In the months that had an "r" in their name like Octobe"r", Novembe"r", Decembe"r", Janua"r"y, Feb"r"ua"r"y, Ma"r"ch, and Ap"r"il we always had an Oyster Stew dinner before the meeting. I learned that oysters were only available in months with an "r" in them.(This is a true fact.)
It was always a very fun time for me. I would be allowed to help in the preparation of the special Oyster Stew dinner. I remember two of the firemen always prepared the stew. George Franklin and Gil Hodges*. In addition to the stew we always had oyster crackers, chunks of cheddar cheese and small cut baloney hunks. I would help set the tables with spoons, forks and knives plus napkins. I would set large bowls of oyster crackers spaced out all along the set tables. The most fun was watching the gallon cans of oysters being opened. These were raw oysters and would sometimes have small red crabs in them. We, of course, would remove the crabs from the raw oysters. George and Gil would sometimes take a raw oyster in a spoon and eat them raw with a cracker. I never was brave enough to try it.

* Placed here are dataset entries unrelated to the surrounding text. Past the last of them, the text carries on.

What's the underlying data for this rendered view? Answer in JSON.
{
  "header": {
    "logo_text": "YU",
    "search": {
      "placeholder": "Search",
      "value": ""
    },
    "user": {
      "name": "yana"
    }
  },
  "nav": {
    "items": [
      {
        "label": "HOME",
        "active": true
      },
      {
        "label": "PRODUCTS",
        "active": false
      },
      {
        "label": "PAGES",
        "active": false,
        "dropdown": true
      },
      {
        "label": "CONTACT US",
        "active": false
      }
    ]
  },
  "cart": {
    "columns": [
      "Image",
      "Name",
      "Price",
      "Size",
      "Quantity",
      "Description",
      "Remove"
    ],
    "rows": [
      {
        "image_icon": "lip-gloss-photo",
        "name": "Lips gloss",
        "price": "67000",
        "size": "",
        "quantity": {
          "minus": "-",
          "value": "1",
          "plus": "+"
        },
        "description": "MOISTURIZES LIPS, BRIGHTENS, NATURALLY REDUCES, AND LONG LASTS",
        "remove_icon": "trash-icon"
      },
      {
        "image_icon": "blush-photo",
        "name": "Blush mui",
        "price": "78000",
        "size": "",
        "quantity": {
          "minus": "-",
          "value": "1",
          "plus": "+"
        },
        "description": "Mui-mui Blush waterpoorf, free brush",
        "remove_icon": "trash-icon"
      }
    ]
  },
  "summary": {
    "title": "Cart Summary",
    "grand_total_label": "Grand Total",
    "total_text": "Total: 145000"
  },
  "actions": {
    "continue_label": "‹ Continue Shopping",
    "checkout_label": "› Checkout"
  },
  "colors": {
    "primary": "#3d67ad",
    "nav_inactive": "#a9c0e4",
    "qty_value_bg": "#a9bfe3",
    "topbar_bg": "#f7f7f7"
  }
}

Milk was heated not boiled to just the right temperature, the oysters were heated in butter until they started to curl around the edges, then placed into the hot milk and let simmer until we were ready to serve. Boy that was good. Once I ate so much, when I got sick, I thought it was from eating so many oysters. I later discovered I had gotten the three-day flu and it was not the oysters that caused my getting sick. For many years after that I only ate the stew and no oysters.. Eventually I went back to eating oysters. There was always Oyster left over that was given to the two families that lived there. We had lots of oyster stew.
My next Blog "Beginning My Life Part 1c" Dave's Blog 4 will be written next. See you then.
* Their relatives may remember these two firemen . I would like to know if there are any of their relatives reading this!